“If they only knew,” I begin, but Maggie is over the conspiratorial smiles that bloom from beneath the brim of my fedora.
“I’ve tried. I’ve thrown you asshole Bobs under the bus several times. Nobody buys it,” she says. “Your moms are safe, his dad is safe, and the only reason I’m safe is because almost nobody fucking reads you.”
“And no one is commenting like last time, either. Not even the Big Mashugana, George Russell. Won’t Percival seed the clouds for us?”
But it wasn’t really George I cared about. It was the anonymous one, my lady Echo, the one who flirted with me in fractured French. Because after all, Fractal Bob was as much masquerade ball as mouthpiece to vain motherfuckers like me.
“Lady Echo? That was George, too, stupid,” says Maggie as she gets up. “Let’s go, Übermensch. Let’s take that guided tour.”
Maggie drives me around town to count the campaign signs. It’s 10 Don Johnsons to 1 Joe Rodriquez, but Maggie assures me it’s the opposite at Elkins Lake, where Rodriquez more than holds his own. I count 30 Kendall Scudders to 1 Keith Olson, and that little sign sits unobtrusively on the lawn of the councilman’s own business.

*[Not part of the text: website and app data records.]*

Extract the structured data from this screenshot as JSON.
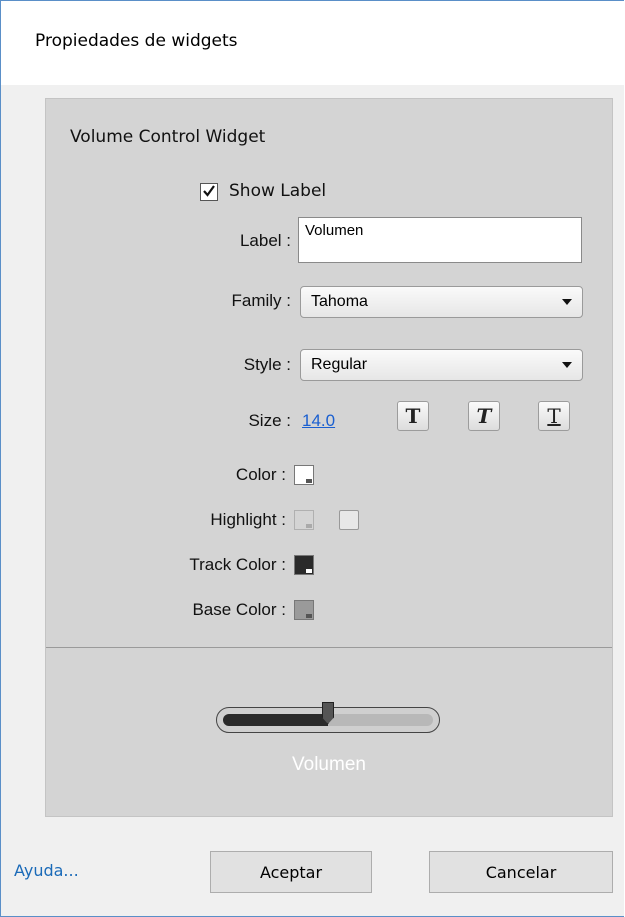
{
  "window": {
    "title": "Propiedades de widgets"
  },
  "widget": {
    "title": "Volume Control Widget",
    "show_label": {
      "label": "Show Label",
      "checked": true
    },
    "label_field": {
      "caption": "Label :",
      "value": "Volumen"
    },
    "family": {
      "caption": "Family :",
      "value": "Tahoma"
    },
    "style": {
      "caption": "Style :",
      "value": "Regular"
    },
    "size": {
      "caption": "Size :",
      "value": "14.0"
    },
    "format_buttons": [
      "T",
      "T",
      "T"
    ],
    "color": {
      "caption": "Color :",
      "value": "#ffffff"
    },
    "highlight": {
      "caption": "Highlight :",
      "value": "#d4d4d4"
    },
    "track_color": {
      "caption": "Track Color :",
      "value": "#2a2a2a"
    },
    "base_color": {
      "caption": "Base Color :",
      "value": "#9a9a9a"
    }
  },
  "preview": {
    "caption": "Volumen",
    "level": 0.5
  },
  "footer": {
    "help": "Ayuda...",
    "ok": "Aceptar",
    "cancel": "Cancelar"
  }
}
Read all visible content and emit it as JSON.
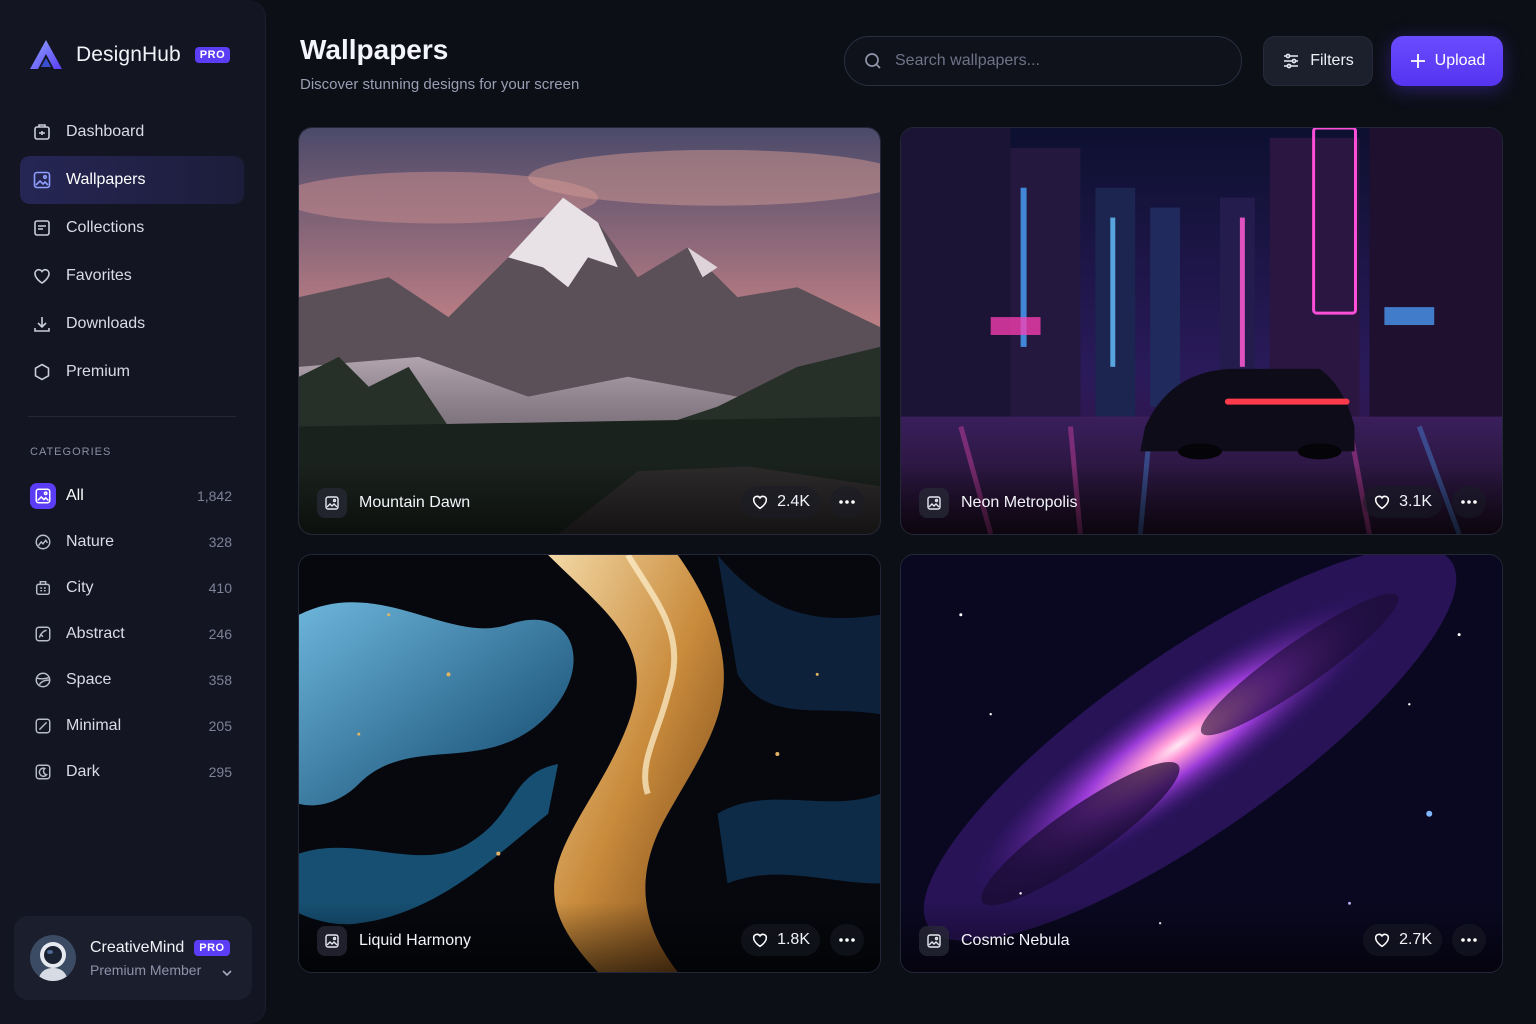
{
  "brand": {
    "name": "DesignHub",
    "badge": "PRO"
  },
  "nav": [
    {
      "label": "Dashboard",
      "icon": "dashboard-icon"
    },
    {
      "label": "Wallpapers",
      "icon": "image-icon",
      "active": true
    },
    {
      "label": "Collections",
      "icon": "collection-icon"
    },
    {
      "label": "Favorites",
      "icon": "heart-icon"
    },
    {
      "label": "Downloads",
      "icon": "download-icon"
    },
    {
      "label": "Premium",
      "icon": "hexagon-icon"
    }
  ],
  "categories": {
    "heading": "CATEGORIES",
    "items": [
      {
        "label": "All",
        "count": "1,842",
        "icon": "image-icon",
        "active": true
      },
      {
        "label": "Nature",
        "count": "328",
        "icon": "nature-icon"
      },
      {
        "label": "City",
        "count": "410",
        "icon": "city-icon"
      },
      {
        "label": "Abstract",
        "count": "246",
        "icon": "abstract-icon"
      },
      {
        "label": "Space",
        "count": "358",
        "icon": "space-icon"
      },
      {
        "label": "Minimal",
        "count": "205",
        "icon": "minimal-icon"
      },
      {
        "label": "Dark",
        "count": "295",
        "icon": "dark-icon"
      }
    ]
  },
  "user": {
    "name": "CreativeMind",
    "badge": "PRO",
    "role": "Premium Member"
  },
  "header": {
    "title": "Wallpapers",
    "subtitle": "Discover stunning designs for your screen",
    "search_placeholder": "Search wallpapers...",
    "filters_label": "Filters",
    "upload_label": "Upload"
  },
  "wallpapers": [
    {
      "title": "Mountain Dawn",
      "likes": "2.4K"
    },
    {
      "title": "Neon Metropolis",
      "likes": "3.1K"
    },
    {
      "title": "Liquid Harmony",
      "likes": "1.8K"
    },
    {
      "title": "Cosmic Nebula",
      "likes": "2.7K"
    }
  ],
  "colors": {
    "accent": "#5b3df5",
    "background": "#0d0f17",
    "sidebar": "#131622"
  }
}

Staking a tiny campaign presence is a curious thing for Councilman Olson to do — he’s using the same strategy Lanny Ray did two years ago. Nobody, least of all an attorney, thinks he’s gonna lose to a moron. And Olson is sure he ain’t gonna lose to no college kid.
“Johnson didn’t even bother to buy new signs this year,” Maggie says. “You should mention that in your next blog.”
“I’m not seeing slates, not even a Johnson and Olson in the same yard.”
“But all the rhetoric is limited to them, Johnson and Olson, the ‘tax and spend twins,’ ” she says.
And yet these two were hardly the architects of the 10.5 percent tax increase the citizens will see this year or the 30 percent increase in water fees. If what I’ve read in the paper is right, Clyde Loll, Tish Humphrey and Lydia Montgomery were all front and center in tight sweaters shaking their pompoms, too. Someone should remember that next campaign season and also that Joe “the Plumber” Emmett never said shit before voting “yea.”
“Sheep have short memories, Bob. If you want people to remember, you boys will have to keep writing,” Maggie says.
“Or you will.”
With only a quick look, Maggie suggests I go fuck myself. I must have been ten or eleven the first time I got that look from her. It still makes me giggle.
“OK, so tell me, poor besotted boy,” Maggie says, “what happened with you and Sarah?”
I look wistfully over the clapboard houses of the Avenues, past one after another of Kendall Scudder’s orange and blue signs.
“Her French was too good.”